We think the internet can’t be saved. The way things are going, MEGACORP will always control our apps and services because we can no longer run them ourselves.
The only way out of this mess is with a completely new platform that’s owned and controlled by its users.
Urbit is a new OS and peer-to-peer network that’s simple by design, built to last forever, and 100% owned by its users. Under the hood, Urbit is a clean-slate software stack compact enough that an individual developer can understand and control it completely.
We built this new stack to give people a single integrated tool for communicating and building communities – a tool they can trust, control, and extend to their liking. We want to do away with the terrible user experience of the current ‘frankenstack’ of apps and services that we all use today.
Urbit is designed to become an effective, customizable productivity tool for collaborators, and a calm noninvasive communication tool for friends and families.
This probably sounds crazy, so let’s get concrete and talk about (1) Urbit as a piece of technology and (2) Urbit as a user experience.
1 - Technology
Technically, Urbit is two components: Urbit OS and Urbit ID.
Both are completely open source and MIT licensed.
Urbit OS is a new, carefully architected software stack: a VM, programming language and kernel designed to run software for an individual.
Urbit OS is a program that runs on almost any cloud server, most laptops and many phones: anything with Unix and an internet connection. Urbit OS is completely sealed from the system it runs on, sort of like WASM or the JVM. We sometimes call it an ‘overlay OS’.
In an Urbit world, each person has their own Urbit OS node, or ‘urbit’. Your urbit is secure and private to you and entirely under your control. When you want to connect with others, you connect to their urbit directly — rather than going through a centralized service.
If you’re curious to dive even deeper into Urbit OS, feel free to skip ahead.
Urbit ID is an identity and authentication system specifically designed to work with Urbit OS. When you boot or log in to Urbit OS, you use your Urbit ID.
Your Urbit ID is a short, memorable name (like
~ravmel-ropdyl) that’s a username, network address and crypto wallet all in one. It’s registered on a blockchain, you own it with a key and no one can take it away from you. Urbit IDs are cryptographic property.
Urbit IDs aren’t money, but they are scarce, so each one costs something. This means that when you meet a stranger on the Urbit network, they have some skin in the game and are less likely to be a bot or a spammer.
The Urbit ID system is live and deployed, and we don’t plan to change it all that much. It works well. If you’re curious to dive further into the details, jump ahead to this post.
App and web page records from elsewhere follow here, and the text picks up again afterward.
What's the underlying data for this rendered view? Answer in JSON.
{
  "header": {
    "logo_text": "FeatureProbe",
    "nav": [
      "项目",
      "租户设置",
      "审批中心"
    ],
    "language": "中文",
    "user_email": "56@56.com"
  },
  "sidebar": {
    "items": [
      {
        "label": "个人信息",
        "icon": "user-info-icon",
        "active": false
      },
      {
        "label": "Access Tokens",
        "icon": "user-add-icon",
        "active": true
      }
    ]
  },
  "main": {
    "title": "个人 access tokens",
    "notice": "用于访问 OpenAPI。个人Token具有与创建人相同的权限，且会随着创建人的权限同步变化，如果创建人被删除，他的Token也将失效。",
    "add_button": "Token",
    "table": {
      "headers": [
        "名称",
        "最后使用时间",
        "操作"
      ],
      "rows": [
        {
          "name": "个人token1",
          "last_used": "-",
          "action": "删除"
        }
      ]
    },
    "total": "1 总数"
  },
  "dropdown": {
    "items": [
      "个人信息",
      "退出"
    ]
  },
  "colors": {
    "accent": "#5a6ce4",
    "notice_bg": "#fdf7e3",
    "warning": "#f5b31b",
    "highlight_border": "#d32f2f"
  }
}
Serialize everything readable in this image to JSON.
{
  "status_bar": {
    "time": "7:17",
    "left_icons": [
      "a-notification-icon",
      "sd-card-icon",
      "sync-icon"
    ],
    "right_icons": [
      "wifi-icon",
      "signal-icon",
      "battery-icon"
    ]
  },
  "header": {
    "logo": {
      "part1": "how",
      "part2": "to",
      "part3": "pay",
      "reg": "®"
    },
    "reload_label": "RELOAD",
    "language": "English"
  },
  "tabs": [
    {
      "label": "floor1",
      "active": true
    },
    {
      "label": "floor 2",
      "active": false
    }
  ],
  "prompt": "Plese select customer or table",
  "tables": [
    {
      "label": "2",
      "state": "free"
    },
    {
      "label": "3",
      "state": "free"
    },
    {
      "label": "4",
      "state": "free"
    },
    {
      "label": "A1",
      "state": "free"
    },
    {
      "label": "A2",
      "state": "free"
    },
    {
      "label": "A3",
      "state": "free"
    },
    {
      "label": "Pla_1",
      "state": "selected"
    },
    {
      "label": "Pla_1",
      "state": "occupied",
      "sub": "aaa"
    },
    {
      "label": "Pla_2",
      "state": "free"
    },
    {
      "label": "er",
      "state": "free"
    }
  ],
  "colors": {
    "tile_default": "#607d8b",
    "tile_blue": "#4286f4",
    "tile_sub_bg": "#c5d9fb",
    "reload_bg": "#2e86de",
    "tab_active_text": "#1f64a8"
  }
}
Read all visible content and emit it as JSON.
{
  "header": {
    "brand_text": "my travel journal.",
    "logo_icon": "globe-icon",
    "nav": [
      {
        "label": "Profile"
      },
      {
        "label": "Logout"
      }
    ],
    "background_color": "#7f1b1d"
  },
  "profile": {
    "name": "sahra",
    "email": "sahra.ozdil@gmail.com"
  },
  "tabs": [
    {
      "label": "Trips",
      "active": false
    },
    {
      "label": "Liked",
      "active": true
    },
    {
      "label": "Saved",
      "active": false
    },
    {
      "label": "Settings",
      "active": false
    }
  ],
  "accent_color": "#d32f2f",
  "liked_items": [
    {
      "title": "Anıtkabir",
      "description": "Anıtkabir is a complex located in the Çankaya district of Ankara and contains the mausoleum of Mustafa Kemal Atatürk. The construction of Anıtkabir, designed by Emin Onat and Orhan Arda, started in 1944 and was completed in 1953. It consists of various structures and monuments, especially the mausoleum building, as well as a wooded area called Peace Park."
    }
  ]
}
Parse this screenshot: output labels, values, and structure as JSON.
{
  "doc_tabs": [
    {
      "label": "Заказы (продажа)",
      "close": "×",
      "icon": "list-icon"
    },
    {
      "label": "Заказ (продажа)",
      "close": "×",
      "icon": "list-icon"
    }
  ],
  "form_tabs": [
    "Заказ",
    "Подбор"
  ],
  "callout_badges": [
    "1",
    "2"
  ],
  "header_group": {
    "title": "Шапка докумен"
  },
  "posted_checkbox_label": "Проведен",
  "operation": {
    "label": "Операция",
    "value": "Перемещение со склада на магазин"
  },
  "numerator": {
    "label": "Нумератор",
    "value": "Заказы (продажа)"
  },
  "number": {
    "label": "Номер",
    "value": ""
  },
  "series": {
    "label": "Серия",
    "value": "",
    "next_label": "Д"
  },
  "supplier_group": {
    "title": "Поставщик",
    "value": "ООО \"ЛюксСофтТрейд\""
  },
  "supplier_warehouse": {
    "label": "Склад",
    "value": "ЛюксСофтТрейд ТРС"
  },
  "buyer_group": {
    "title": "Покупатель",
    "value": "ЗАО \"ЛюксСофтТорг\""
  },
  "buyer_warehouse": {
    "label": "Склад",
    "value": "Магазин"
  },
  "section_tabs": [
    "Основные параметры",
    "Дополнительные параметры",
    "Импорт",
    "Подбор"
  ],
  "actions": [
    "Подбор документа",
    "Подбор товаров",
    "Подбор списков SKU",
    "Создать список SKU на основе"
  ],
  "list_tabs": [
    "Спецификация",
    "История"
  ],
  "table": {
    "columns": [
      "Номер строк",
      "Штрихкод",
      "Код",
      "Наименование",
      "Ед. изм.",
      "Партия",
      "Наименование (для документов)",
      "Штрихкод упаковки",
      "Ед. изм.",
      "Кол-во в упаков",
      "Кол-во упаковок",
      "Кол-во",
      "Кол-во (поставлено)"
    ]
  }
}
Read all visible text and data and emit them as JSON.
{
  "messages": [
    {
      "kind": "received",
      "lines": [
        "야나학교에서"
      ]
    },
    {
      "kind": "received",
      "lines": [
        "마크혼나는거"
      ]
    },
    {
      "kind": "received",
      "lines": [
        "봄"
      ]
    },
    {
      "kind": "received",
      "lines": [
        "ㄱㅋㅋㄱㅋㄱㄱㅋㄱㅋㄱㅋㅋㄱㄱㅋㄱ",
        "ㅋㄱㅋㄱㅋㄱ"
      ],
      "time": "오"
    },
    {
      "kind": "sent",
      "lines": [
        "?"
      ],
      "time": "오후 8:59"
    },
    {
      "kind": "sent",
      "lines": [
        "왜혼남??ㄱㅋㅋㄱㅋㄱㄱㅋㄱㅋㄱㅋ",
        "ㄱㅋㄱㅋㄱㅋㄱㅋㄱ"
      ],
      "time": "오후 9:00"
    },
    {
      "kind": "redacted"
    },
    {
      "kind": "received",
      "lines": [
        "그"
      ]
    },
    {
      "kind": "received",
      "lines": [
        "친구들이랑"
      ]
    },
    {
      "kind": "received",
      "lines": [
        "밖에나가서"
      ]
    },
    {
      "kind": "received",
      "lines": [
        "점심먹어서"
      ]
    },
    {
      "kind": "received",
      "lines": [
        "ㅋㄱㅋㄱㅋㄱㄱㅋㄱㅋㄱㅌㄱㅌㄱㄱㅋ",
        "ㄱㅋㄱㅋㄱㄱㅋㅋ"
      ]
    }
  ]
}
2 - User experience
We want Urbit to be a single, simple interface for your whole digital life.
Over the years, Urbit has been built in public as an open source project. Anyone can join the network and check out what we’re up to. It’s a bit like signing on to IRC in the early 90s.
In early 2020, we released Urbit OS 1: a minimal interface for group communication, and our first complete interface. OS 1 is a tool to chat, share notes and links, and stay connected.
OS 1 is the first step toward a truly complete OS for a networked world.
Over time, Urbit will grow into a system that can bring together all our different modes of communicating: chat, payments, documents, images, biometric data. We want individuals and their communities to be able to both control their software in fact, through the source code, and in action, through a simple interface.
We want to leave behind a world of apps and services for one where we can bring everything together in one place. And, in doing so, ordinary users can create customized digital environments for their friends and communities.
To see how we’re going to get there, let’s walk through these two pieces of new technology individually, Urbit OS and Urbit ID. We’ll then talk about our vision for the future and how we’ll get there.
For technical people, it’s important to note that Urbit as a stack is in no way required to be used together. Don’t like our client? Feel free to build your own. Just like the Urbit ID system? No problem — use it!
Ultimately, we think that new technology is most likely to get adopted if it can provide a much, much better user experience. So that’s what we’re focussing on creating.
If you’d like to follow our progress, we send monthly updates via email:
You can also follow us on Twitter or GitHub.
Or, preferably, on Urbit itself in the